THERE'S GOOD NEWS on the handbasket front. We may not be going to hell in one after all, at least not right away.

The latest reprieve: Teenage birthrates plunged 21 percent from 1991 to 1996, and tentative data since suggest the decline is continuing.There are few less welcome messengers than one bringing good news to a polity that loves to think, as ours seems to, that things are looking bad rather than up. Still, and sorry if this is disillusioning, there's no getting around the fact that many key social billboards are cheery.

The economy grows steadily and so far without exciting the inflation that would turn on it. What's more, the expansion isn't being bought, as was the more-bubble-than-boom growth of the '80s, by overboard deficit spending and real estate fiddles.

Crime is down significantly, though you'd never know it from our gangbuster politicians.

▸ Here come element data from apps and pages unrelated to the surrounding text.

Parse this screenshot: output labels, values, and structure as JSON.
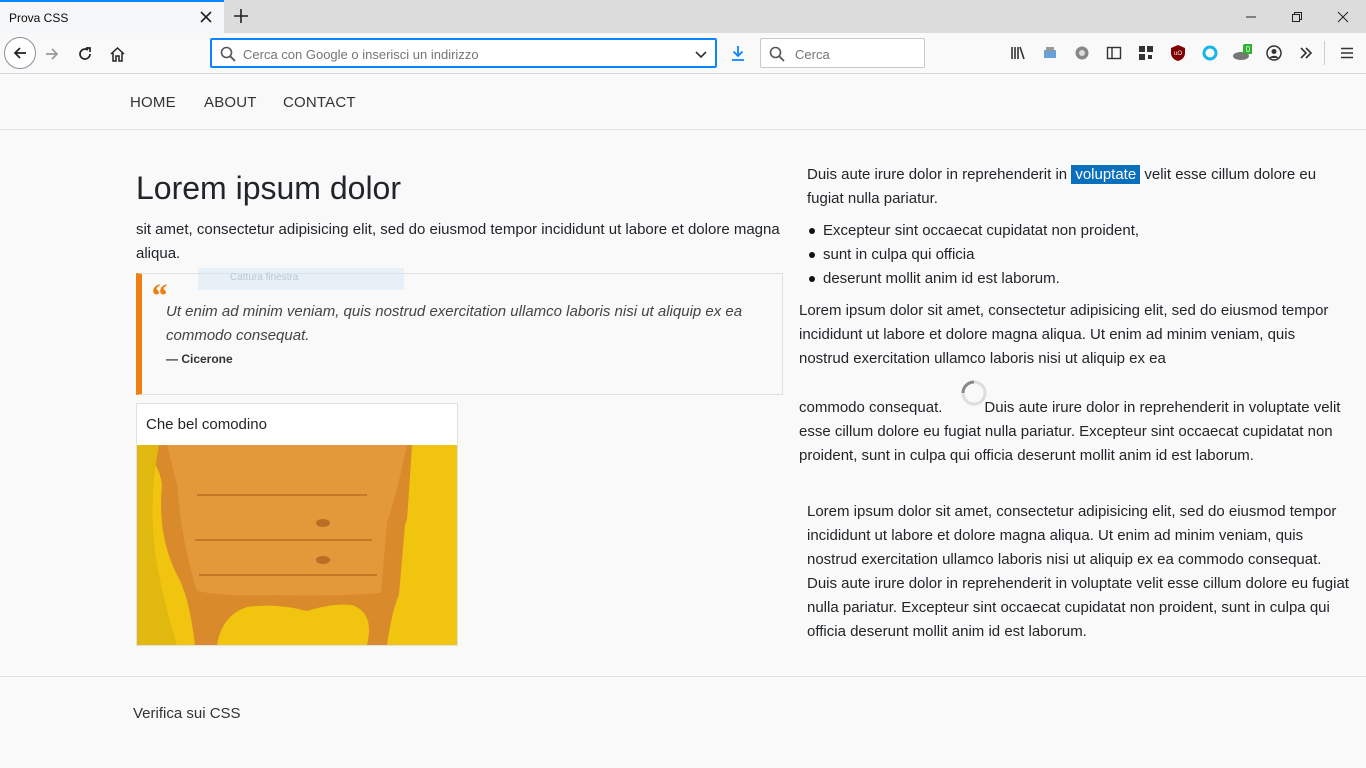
{
  "browser": {
    "tab_title": "Prova CSS",
    "url_placeholder": "Cerca con Google o inserisci un indirizzo",
    "search_placeholder": "Cerca",
    "badge_count": "0",
    "accent": "#0a84ff"
  },
  "nav": {
    "items": [
      "HOME",
      "ABOUT",
      "CONTACT"
    ]
  },
  "main": {
    "title": "Lorem ipsum dolor",
    "lead": "sit amet, consectetur adipisicing elit, sed do eiusmod tempor incididunt ut labore et dolore magna aliqua.",
    "ghost_label": "Cattura finestra",
    "quote": {
      "text": "Ut enim ad minim veniam, quis nostrud exercitation ullamco laboris nisi ut aliquip ex ea commodo consequat.",
      "author": "— Cicerone",
      "accent": "#f07f13"
    },
    "card": {
      "title": "Che bel comodino"
    }
  },
  "right": {
    "p1_before": "Duis aute irure dolor in reprehenderit in ",
    "p1_highlight": "voluptate",
    "p1_after": " velit esse cillum dolore eu fugiat nulla pariatur.",
    "list": [
      "Excepteur sint occaecat cupidatat non proident,",
      "sunt in culpa qui officia",
      "deserunt mollit anim id est laborum."
    ],
    "p2": "Lorem ipsum dolor sit amet, consectetur adipisicing elit, sed do eiusmod tempor incididunt ut labore et dolore magna aliqua. Ut enim ad minim veniam, quis nostrud exercitation ullamco laboris nisi ut aliquip ex ea",
    "p3_start": "commodo consequat.",
    "p3_rest": "Duis aute irure dolor in reprehenderit in voluptate velit esse cillum dolore eu fugiat nulla pariatur. Excepteur sint occaecat cupidatat non proident, sunt in culpa qui officia deserunt mollit anim id est laborum.",
    "p4": "Lorem ipsum dolor sit amet, consectetur adipisicing elit, sed do eiusmod tempor incididunt ut labore et dolore magna aliqua. Ut enim ad minim veniam, quis nostrud exercitation ullamco laboris nisi ut aliquip ex ea commodo consequat. Duis aute irure dolor in reprehenderit in voluptate velit esse cillum dolore eu fugiat nulla pariatur. Excepteur sint occaecat cupidatat non proident, sunt in culpa qui officia deserunt mollit anim id est laborum.",
    "highlight_color": "#0a6fbd"
  },
  "footer": {
    "text": "Verifica sui CSS"
  }
}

Serious crime fell 3 percent in 1996, the fifth decline in a row. Murder was at the lowest level since 1969. Juvenile crime, too, plunged 9.2 percent that year, its second sharp decline. The biggest roll-off is in violent juvenile crime. Interim numbers suggest those drifts also are continuing.

Even divorce is slipping. The rate peaked at 5.3 per 1,000 of us in 1981. At mid-'97, it was running at 4.3.

The lowering teen pregnancy rate has cranked our culture warriors, with the abstinence and the contraceptive crowds equally claiming credit.

Credit both but contraception the more. The lowest teen pregnancy rates, under 30 per 1,000 of population, are in the politically liberal or moderate states - New England, Wisconsin, Minnesota, Hawaii - that typically aren't condom-shy. The highest, over 50 per 1,000, are in the abstinence belt - much of the old South, plus Oklahoma and a few others. Europe, with teens as sexually active as ours but open about birth control, has far fewer teen pregnancies.

Two other factors count. Teen childbearing marches in near lockstep with the economy, and the boom is giving poor girls enough hope for the future that delaying pregnancy makes sense. And fear of AIDS is overriding macho disdain for condoms, especially among black teens, where the pregnancy decline is by far the largest.

But we're piling up future woes by imprisoning far too many for far too long for nonviolent offenses; many will come out mean. Though we're educating record numbers of our kids well enough, we are failing others badly. The strong but still tenuous African-American movement into the middle class in recent years is threatened by affirmative action rollbacks.

We indulge a degree and a depth of poverty no other developed nation allows. A rising economy just swamps the moored boats. The rich-poor gap is widening, and an appalling 20 percent of our kids are growing up in poverty, a huge long-term liability.

Even so, the still-better news in the good news is the heartening evidence that when we work at social problems steadily and sensibly, we really can make a sounder national life for ourselves. Can you stand the optimism?